** Your goal **
Each line of the data below goes into the copy exactly; pictures do not.

Items from an interface collection
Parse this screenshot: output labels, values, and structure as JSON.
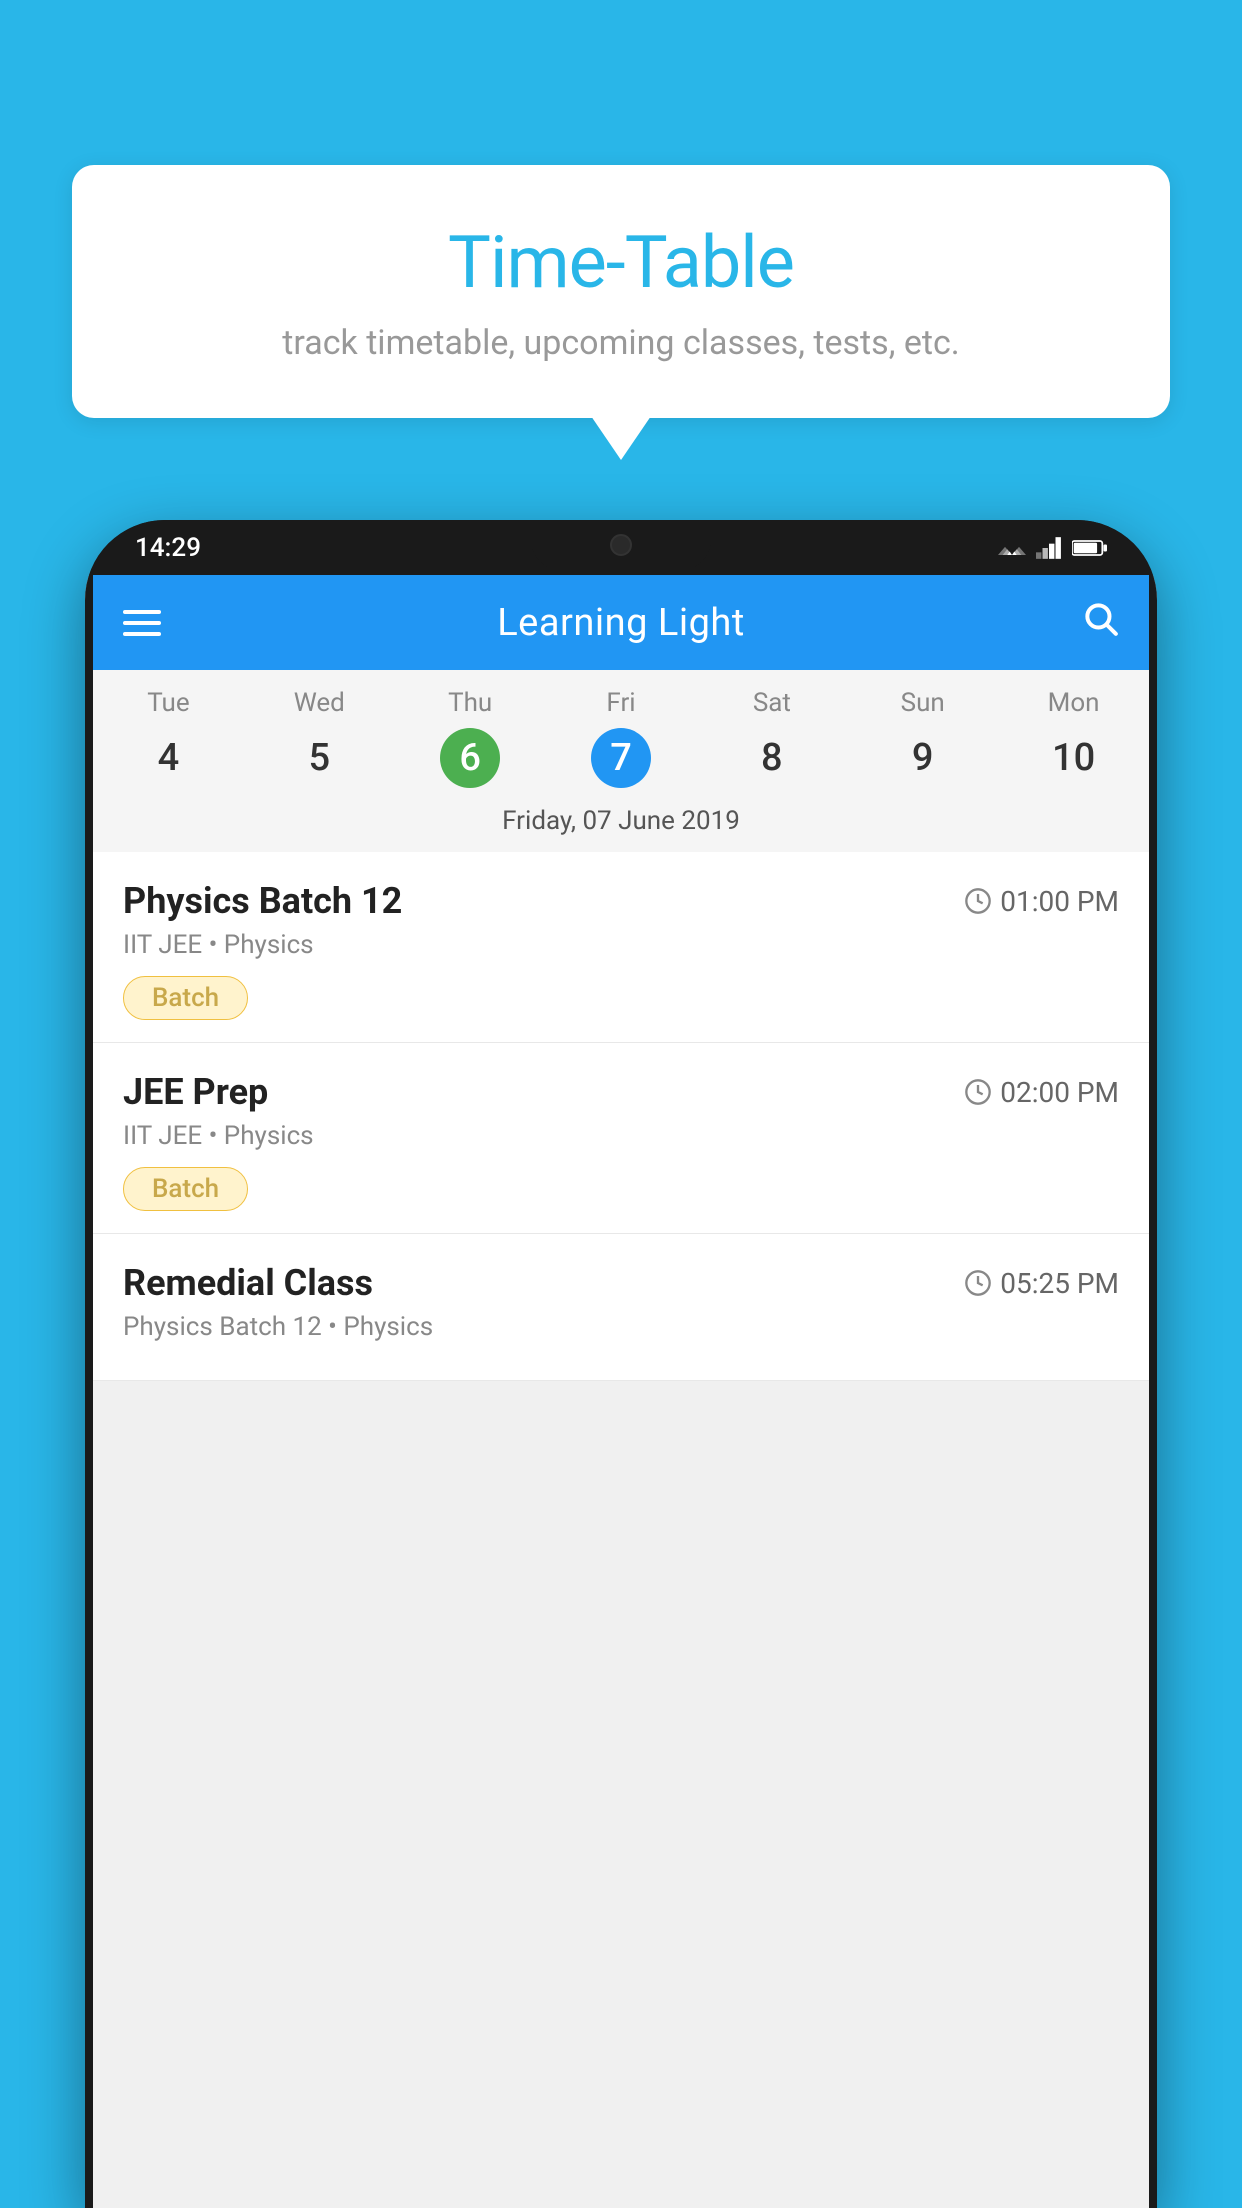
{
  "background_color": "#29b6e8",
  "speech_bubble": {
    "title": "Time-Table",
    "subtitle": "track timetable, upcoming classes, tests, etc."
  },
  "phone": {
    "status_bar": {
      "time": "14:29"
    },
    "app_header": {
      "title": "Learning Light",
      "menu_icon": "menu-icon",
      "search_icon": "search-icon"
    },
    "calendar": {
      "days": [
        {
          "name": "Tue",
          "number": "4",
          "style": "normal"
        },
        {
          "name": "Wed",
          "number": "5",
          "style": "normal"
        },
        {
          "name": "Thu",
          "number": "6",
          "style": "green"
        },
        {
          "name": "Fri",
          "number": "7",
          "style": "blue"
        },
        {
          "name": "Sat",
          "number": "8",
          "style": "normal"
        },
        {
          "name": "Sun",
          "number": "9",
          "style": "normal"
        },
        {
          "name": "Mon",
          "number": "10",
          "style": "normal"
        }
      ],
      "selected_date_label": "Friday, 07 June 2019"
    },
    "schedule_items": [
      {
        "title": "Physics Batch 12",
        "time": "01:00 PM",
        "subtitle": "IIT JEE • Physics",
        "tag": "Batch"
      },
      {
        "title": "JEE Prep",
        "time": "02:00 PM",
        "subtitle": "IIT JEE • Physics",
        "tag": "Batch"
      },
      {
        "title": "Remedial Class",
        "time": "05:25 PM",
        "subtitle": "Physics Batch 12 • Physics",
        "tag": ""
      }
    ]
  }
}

** Written answer **
Parse this screenshot: output labels, values, and structure as JSON.
{
  "background_color": "#29b6e8",
  "speech_bubble": {
    "title": "Time-Table",
    "subtitle": "track timetable, upcoming classes, tests, etc."
  },
  "phone": {
    "status_bar": {
      "time": "14:29"
    },
    "app_header": {
      "title": "Learning Light",
      "menu_icon": "menu-icon",
      "search_icon": "search-icon"
    },
    "calendar": {
      "days": [
        {
          "name": "Tue",
          "number": "4",
          "style": "normal"
        },
        {
          "name": "Wed",
          "number": "5",
          "style": "normal"
        },
        {
          "name": "Thu",
          "number": "6",
          "style": "green"
        },
        {
          "name": "Fri",
          "number": "7",
          "style": "blue"
        },
        {
          "name": "Sat",
          "number": "8",
          "style": "normal"
        },
        {
          "name": "Sun",
          "number": "9",
          "style": "normal"
        },
        {
          "name": "Mon",
          "number": "10",
          "style": "normal"
        }
      ],
      "selected_date_label": "Friday, 07 June 2019"
    },
    "schedule_items": [
      {
        "title": "Physics Batch 12",
        "time": "01:00 PM",
        "subtitle": "IIT JEE • Physics",
        "tag": "Batch"
      },
      {
        "title": "JEE Prep",
        "time": "02:00 PM",
        "subtitle": "IIT JEE • Physics",
        "tag": "Batch"
      },
      {
        "title": "Remedial Class",
        "time": "05:25 PM",
        "subtitle": "Physics Batch 12 • Physics",
        "tag": ""
      }
    ]
  }
}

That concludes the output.